If we hate some artwork, hate some of the food from some fancy restaurants that are supposed to be great, and hate the design, fabric, and everything related to some of the furniture we feel shouldn't have been created – then why can't we hate books? There's an awful stigma that we hold on to when talking about books that we need to release immediately. Your favorite singer's sophomore album can suck, but a book can't? So now everyone can write? 

Why must we sit up on our high horse and act like books are the one thing you can never get rid of? This could not be further from the truth, and I'm embarrassed that it took me so long to figure this out. Books can be trash just like that horrific excuse for artwork you made at some Sip and Paint you attended on a corny date night. 

So, as I did my spring cleaning, I threw away a book called "eBay for Dummies" because what is this, 1990? I trashed a book about a faultless preacher who saved his entire congregation because red flags flooded the first paragraph, and I tossed out a lovely tale about a pop singer who was forced to sell bricks of cocaine for the Mexican cartel as she soared up the R&B charts. There was also a collection of old college books that should have been in the dump a long time ago as well, like that Business 101 book that taught you nothing about business, and any book that was written by the professor, who you also had to buy the book from – and about 90% of your pity purchases. This is the part where you can call me a terrible person, but this is also how we can save the publishing industry. 

 A pity purchase is a book that you bought because you felt sympathy for the person selling it – and yes, as a person who wrote eight books, I have definitely been on the other side of pity purchases. These purchases often happen at empty readings or book fairs where you sit alone at your table with that big stack of work that you poured your heart and soul into, Sharpie in hand, ready to sign as everyone walks past you. People will walk past you for hours, but then from the shadows emerges a grandma with two big watery slits for eyes that glisten and gleam as she slides towards you and says something like, “I can't believe you wrote a whole book, sonny. I’ll buy one!" And you quickly pull it away from the stack. You sign it because you know once your signature is in that book that she can't take it to the bookseller’s brick and mortar and return it, that book is hers, and she stuck with it for life. And from this transaction you received that one little piece of hope, that makes you feel like you're writing and career aren't entirely worthless. That grandma gives you the industry to push forward. But maybe she can't do that if her bookshelf is full of 300 pity purchases . . . so we must purge. 
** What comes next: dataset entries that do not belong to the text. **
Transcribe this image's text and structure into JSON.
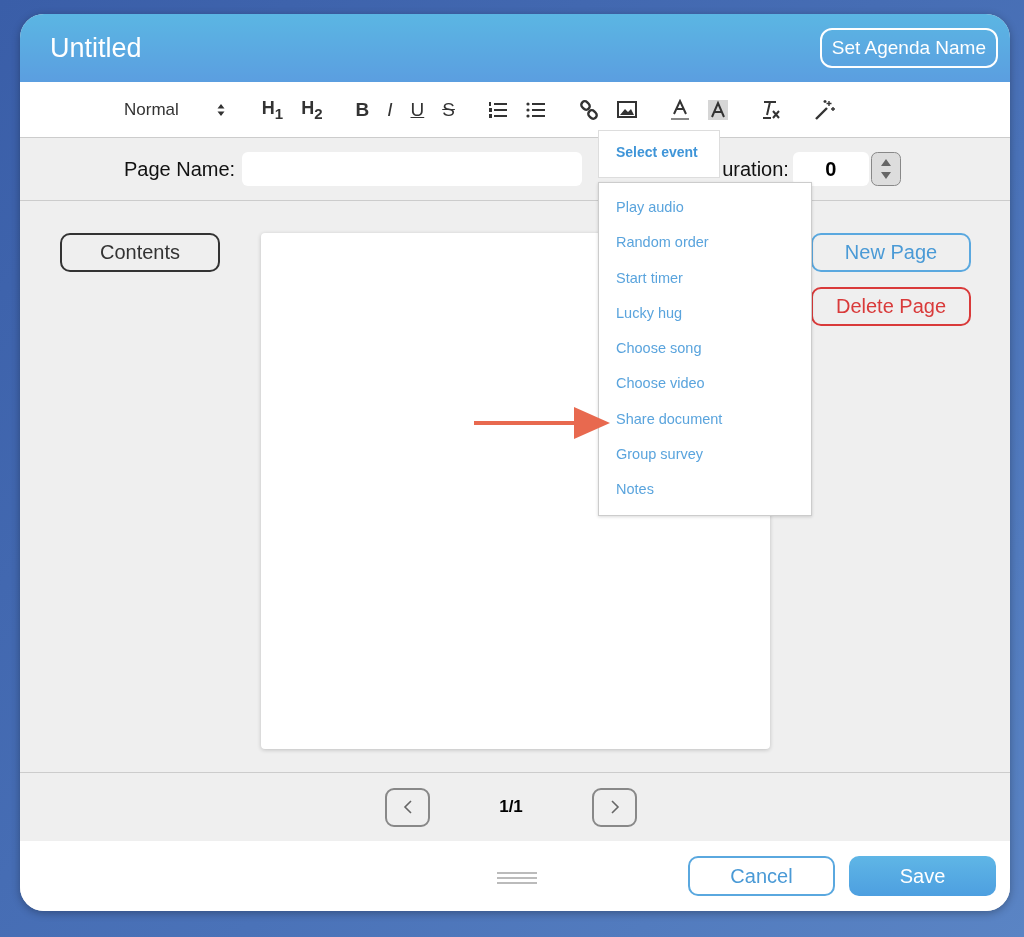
{
  "window": {
    "title": "Untitled",
    "header_button": "Set Agenda Name"
  },
  "toolbar": {
    "format": "Normal",
    "groups": [
      [
        {
          "kind": "text",
          "label": "H$_{1}$"
        },
        {
          "kind": "text",
          "label": "H$_{2}$"
        }
      ],
      [
        {
          "kind": "bold",
          "label": "B"
        },
        {
          "kind": "italic",
          "label": "I"
        },
        {
          "kind": "underline",
          "label": "U"
        },
        {
          "kind": "strike",
          "label": "S"
        }
      ],
      [
        {
          "kind": "ordered-list"
        },
        {
          "kind": "bullet-list"
        }
      ],
      [
        {
          "kind": "link"
        },
        {
          "kind": "image"
        }
      ],
      [
        {
          "kind": "font-color"
        },
        {
          "kind": "highlight"
        }
      ],
      [
        {
          "kind": "clear-format"
        }
      ],
      [
        {
          "kind": "magic"
        }
      ]
    ]
  },
  "page_name": {
    "label": "Page Name:"
  },
  "duration": {
    "label": "uration:",
    "value": "0"
  },
  "event_popup": {
    "title": "Select event",
    "items": [
      "Play audio",
      "Random order",
      "Start timer",
      "Lucky hug",
      "Choose song",
      "Choose video",
      "Share document",
      "Group survey",
      "Notes"
    ]
  },
  "contents_button": "Contents",
  "side_buttons": [
    {
      "label": "New Page",
      "kind": "primary"
    },
    {
      "label": "Delete Page",
      "kind": "danger"
    }
  ],
  "pagination": "1/1",
  "footer_buttons": [
    {
      "label": "Cancel",
      "kind": "outline"
    },
    {
      "label": "Save",
      "kind": "filled"
    }
  ]
}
The point is that you got the sale, so you don't have to punish the person by expecting them to read it or hold on to it. It is totally cool if grandma throws that book in the trash because it belongs to her; she bought it. 

I feel so good now that I have cleaned off my bookshelves. And guess what? Not only do I have space to make my shelves look cute enough to be on someone's Pinterest page, but I can also make some more pity purchases — the kind of pity purchases that keep our industry alive. 

So do yourself a favor this spring and go throw some books away. 


By D. Watkins

D. Watkins is an Editor at Large for Salon. He is also a writer on the HBO limited series "We Own This City" and a professor at the University of Baltimore. Watkins is the author of the award-winning, New York Times best-selling memoirs “The Beast Side: Living  (and Dying) While Black in America”, "The Cook Up: A Crack Rock Memoir," "Where Tomorrows Aren't Promised: A Memoir of Survival and Hope" as well as "We Speak For Ourselves: How Woke Culture Prohibits Progress." His new books, "Black Boy Smile: A Memoir in Moments," and "The Wire: A Complete Visual History" are out now.

MORE FROM D. Watkins

Related Topics ------------------------------------------

Advice Books Spring Cleaning